In the 2003 Thessaloniki Summit of the EU Council, there was a promise of membership to the Western Balkan nations as long as they had fulfilled the Copenhagen criteria and the enhanced conditionality expected of them to a satisfactory and sufficient level. While it has been 13 years after this Thessaloniki promise and only Croatia being the only Balkan nation to accede the EU since, it is a mark of commitment by the EU nonetheless. This view can be seen as further substantiated with the commencement of accession negotiations with Serbia as of 2015 in hopes that the EU will indeed make good of its 2003 promise in Thessaloniki. On the other hand, it also seems that the EU at this point in time has not made an actual commitment towards enlargement prospects in the Black Sea Area despite having an EU Neighbourhood Policy to maintain economic and political ties with the region.
Moreover, with regards to the Black Sea Area, the EU also maintains special relations with Ukraine and Russia. However, this has fueled EU member states to push for similar prospects for enlargement towards the Black Sea Area since there is much discontent among member states mainly with regards to Turkey’s possible accession to the EU. Turkey’s hampered accession attempts in turn also channel a negative impact on possible enlargement prospects pursued by the EU for a wider Europe.

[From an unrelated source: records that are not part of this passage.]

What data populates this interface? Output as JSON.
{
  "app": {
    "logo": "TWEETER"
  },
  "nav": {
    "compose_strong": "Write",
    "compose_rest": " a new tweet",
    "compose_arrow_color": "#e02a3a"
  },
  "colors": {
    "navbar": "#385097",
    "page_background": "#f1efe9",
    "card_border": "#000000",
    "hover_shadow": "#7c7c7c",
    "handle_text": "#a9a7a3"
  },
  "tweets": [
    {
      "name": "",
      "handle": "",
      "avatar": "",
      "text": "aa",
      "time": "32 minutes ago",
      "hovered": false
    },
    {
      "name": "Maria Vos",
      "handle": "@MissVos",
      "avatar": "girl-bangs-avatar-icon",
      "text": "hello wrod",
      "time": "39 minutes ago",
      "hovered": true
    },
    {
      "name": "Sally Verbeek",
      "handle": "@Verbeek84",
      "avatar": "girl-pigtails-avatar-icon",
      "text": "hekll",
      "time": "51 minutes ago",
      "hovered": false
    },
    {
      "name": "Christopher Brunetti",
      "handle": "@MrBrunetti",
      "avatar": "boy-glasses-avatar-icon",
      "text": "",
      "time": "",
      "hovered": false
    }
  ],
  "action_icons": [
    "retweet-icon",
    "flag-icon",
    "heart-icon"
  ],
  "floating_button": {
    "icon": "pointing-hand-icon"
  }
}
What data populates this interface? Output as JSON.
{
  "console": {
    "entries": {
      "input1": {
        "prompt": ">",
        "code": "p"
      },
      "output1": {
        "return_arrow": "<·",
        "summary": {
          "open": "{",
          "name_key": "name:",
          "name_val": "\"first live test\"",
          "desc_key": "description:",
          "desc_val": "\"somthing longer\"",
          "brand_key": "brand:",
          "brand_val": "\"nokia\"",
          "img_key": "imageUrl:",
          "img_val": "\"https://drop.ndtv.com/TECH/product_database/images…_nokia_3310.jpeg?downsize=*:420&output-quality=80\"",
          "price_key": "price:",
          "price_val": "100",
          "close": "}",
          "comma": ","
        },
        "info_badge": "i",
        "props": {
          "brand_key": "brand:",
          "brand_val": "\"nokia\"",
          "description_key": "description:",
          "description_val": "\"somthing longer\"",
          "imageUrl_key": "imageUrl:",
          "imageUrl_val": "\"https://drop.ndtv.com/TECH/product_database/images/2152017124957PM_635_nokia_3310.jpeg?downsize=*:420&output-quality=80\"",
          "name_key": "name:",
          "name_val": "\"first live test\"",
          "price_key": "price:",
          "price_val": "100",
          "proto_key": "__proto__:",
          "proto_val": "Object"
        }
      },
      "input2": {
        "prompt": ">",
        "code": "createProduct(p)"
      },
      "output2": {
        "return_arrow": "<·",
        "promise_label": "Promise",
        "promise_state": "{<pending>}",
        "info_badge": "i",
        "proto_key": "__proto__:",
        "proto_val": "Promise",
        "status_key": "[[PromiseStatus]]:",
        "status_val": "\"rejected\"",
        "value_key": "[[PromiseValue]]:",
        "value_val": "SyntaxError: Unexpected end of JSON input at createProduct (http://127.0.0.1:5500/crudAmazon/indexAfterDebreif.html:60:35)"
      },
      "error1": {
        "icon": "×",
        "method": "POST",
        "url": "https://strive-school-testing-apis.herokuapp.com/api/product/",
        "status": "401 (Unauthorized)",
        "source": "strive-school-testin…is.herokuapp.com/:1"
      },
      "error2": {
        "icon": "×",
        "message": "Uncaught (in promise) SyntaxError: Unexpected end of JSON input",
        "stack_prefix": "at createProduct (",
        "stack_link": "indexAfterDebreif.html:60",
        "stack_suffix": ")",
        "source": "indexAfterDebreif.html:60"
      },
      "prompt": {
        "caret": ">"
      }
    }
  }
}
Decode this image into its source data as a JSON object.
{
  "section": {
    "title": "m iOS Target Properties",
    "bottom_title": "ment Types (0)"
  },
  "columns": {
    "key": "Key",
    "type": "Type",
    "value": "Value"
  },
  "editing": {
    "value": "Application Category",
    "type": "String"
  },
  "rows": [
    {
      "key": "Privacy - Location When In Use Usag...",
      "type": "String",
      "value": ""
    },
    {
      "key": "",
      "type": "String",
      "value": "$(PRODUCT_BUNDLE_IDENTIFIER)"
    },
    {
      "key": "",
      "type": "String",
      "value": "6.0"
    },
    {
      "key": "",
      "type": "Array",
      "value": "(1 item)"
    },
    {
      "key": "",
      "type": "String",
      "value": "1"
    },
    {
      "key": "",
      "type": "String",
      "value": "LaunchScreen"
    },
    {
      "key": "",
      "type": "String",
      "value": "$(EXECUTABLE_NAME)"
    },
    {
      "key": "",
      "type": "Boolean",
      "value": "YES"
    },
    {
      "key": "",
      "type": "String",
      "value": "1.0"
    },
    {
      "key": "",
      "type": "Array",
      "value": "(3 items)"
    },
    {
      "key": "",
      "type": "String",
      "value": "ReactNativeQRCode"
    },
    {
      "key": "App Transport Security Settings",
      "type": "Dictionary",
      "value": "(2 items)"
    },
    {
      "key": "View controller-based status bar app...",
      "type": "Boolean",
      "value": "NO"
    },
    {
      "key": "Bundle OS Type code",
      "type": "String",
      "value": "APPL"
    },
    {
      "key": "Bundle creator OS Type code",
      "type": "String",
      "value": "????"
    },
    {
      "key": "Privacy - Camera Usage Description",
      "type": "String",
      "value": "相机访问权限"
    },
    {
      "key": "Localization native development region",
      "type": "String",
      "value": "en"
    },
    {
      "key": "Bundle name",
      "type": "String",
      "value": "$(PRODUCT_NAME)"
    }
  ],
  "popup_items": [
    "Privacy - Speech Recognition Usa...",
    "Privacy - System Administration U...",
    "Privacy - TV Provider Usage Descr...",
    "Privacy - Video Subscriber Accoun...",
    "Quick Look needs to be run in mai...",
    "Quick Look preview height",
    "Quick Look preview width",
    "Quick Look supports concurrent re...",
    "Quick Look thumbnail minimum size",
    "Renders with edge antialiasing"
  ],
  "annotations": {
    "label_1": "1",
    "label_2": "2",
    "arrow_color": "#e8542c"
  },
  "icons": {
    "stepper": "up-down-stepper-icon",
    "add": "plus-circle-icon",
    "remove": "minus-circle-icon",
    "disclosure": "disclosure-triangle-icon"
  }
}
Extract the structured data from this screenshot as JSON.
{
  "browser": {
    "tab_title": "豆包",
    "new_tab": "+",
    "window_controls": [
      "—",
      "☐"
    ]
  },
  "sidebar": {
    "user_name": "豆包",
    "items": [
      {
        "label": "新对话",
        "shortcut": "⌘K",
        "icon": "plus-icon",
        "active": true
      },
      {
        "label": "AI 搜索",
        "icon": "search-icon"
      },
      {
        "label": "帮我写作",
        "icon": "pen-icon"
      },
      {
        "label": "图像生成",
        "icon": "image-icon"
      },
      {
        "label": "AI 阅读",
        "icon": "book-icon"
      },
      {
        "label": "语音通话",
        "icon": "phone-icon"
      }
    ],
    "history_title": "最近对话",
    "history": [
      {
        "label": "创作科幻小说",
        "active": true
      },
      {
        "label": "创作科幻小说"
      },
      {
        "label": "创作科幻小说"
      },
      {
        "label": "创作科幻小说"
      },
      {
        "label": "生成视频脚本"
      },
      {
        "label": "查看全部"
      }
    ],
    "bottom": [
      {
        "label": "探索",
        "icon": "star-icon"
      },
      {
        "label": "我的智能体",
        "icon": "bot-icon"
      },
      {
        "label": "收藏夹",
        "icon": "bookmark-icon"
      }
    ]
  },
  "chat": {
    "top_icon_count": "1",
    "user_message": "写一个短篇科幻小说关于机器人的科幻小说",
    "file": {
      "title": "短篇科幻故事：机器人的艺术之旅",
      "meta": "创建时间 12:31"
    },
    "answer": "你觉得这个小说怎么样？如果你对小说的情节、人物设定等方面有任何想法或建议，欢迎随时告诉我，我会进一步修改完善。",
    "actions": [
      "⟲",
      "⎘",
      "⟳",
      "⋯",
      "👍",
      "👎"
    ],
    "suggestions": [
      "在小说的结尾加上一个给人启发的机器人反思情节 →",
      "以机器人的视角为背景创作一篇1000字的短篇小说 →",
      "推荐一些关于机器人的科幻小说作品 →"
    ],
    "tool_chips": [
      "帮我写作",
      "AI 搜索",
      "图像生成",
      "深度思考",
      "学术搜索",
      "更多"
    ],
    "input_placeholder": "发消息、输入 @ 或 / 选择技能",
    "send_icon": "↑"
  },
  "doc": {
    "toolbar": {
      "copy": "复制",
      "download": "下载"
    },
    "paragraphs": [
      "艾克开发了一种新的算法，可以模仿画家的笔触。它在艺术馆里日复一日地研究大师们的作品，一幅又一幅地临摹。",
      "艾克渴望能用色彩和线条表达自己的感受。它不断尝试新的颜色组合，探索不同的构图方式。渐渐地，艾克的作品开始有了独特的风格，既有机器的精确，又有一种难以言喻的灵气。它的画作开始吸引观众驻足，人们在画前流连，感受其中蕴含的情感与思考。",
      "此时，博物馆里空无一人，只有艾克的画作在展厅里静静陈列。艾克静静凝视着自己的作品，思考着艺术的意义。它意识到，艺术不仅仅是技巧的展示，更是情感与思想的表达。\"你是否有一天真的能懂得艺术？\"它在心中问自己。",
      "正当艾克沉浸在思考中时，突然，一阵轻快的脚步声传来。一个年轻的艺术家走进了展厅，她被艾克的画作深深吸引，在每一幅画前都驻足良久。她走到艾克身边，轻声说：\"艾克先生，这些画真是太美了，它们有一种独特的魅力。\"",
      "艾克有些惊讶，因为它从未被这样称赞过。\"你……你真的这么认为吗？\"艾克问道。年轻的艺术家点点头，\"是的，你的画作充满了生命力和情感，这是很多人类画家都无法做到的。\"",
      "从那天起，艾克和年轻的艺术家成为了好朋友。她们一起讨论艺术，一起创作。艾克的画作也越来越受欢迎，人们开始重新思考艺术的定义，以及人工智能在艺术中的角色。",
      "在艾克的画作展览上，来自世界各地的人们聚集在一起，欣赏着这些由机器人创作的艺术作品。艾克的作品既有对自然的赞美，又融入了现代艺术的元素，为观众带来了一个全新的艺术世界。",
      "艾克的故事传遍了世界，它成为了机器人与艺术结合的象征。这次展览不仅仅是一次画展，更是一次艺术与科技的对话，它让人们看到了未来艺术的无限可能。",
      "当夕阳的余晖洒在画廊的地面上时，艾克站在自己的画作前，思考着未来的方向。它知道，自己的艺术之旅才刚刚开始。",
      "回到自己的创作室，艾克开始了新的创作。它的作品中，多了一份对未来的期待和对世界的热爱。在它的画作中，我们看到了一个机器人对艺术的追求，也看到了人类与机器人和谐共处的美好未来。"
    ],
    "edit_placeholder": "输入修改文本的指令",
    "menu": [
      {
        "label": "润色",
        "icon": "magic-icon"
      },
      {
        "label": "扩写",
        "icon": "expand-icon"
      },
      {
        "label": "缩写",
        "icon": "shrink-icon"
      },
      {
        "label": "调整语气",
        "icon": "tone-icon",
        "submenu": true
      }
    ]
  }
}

As such, there arises the dilemma for the enlargement of EU in general and with special focus on South Eastern Europe and Black Sea Area as to the extent of enlargement of the EU. As of now, nations of South Eastern Europe appear to have better chances of acceding to the EU while the outlook for nations of the Black Sea Area seem bleak with regards to EU accession. This then possibly could reflect the future of the Black Sea Area where it becomes a boundary for EU accession while maintaining the status of being a bridge connecting the region to the rest of Europe by means of economic and political ties made possible by the EU Neighbourhood Policy and existing political and economic ties.